[Entries from a dataset of interfaces]
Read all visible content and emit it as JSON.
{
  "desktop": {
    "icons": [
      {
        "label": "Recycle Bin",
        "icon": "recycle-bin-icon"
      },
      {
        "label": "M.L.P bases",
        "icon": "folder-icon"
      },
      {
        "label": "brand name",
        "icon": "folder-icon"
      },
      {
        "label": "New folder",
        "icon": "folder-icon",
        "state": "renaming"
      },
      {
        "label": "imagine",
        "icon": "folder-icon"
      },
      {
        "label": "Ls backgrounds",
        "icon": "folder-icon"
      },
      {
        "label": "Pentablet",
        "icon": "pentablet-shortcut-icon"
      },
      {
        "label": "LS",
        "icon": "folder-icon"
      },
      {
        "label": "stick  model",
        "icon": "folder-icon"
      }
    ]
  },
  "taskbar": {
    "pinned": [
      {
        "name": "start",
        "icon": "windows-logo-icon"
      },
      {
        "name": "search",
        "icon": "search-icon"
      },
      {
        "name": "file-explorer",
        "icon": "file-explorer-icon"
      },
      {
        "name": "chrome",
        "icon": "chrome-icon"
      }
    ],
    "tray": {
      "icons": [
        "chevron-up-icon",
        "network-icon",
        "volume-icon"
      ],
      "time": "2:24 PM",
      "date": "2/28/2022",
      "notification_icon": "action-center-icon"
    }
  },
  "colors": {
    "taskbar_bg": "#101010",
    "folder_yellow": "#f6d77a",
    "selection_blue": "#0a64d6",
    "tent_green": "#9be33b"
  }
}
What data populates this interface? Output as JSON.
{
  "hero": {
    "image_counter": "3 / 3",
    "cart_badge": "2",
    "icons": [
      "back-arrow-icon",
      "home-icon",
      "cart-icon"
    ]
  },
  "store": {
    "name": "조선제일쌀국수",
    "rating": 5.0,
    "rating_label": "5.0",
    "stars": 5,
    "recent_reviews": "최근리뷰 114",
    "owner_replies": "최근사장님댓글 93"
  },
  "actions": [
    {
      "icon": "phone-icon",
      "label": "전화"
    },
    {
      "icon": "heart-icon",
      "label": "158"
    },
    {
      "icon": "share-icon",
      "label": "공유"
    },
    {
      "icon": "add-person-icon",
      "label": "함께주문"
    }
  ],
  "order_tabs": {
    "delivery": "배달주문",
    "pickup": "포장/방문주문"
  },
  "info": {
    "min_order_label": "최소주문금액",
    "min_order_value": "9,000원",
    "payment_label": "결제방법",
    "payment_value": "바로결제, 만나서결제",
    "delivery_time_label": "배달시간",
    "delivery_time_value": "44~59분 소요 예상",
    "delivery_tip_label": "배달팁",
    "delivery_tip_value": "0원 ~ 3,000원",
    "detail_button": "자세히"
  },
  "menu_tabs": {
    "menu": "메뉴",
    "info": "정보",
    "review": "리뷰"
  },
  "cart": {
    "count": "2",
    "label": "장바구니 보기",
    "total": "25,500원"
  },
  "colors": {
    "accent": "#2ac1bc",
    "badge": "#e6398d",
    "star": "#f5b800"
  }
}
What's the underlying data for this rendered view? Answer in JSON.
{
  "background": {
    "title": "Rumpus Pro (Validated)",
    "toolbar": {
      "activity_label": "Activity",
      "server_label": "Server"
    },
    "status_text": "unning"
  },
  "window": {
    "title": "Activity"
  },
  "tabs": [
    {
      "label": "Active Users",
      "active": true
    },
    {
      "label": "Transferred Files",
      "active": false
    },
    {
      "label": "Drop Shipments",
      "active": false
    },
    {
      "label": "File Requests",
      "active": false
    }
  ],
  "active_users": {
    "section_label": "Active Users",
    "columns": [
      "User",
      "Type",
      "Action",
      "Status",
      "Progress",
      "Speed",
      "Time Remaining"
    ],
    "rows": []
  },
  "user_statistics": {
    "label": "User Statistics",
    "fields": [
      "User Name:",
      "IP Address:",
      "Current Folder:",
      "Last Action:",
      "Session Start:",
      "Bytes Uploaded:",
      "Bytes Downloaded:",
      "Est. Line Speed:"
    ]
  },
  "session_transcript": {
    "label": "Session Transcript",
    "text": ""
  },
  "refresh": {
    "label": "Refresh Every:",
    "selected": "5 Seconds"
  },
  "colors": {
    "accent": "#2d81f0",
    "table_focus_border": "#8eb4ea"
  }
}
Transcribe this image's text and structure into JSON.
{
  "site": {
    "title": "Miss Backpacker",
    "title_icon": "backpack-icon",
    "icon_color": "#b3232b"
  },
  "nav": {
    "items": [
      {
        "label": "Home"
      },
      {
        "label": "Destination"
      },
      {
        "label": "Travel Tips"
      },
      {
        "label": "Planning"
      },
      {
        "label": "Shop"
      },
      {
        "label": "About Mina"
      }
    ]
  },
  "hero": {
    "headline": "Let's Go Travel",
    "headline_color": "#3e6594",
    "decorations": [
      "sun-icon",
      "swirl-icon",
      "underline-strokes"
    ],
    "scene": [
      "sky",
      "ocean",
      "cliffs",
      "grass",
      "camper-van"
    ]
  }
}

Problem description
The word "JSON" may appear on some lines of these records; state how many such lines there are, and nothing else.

Answer section
4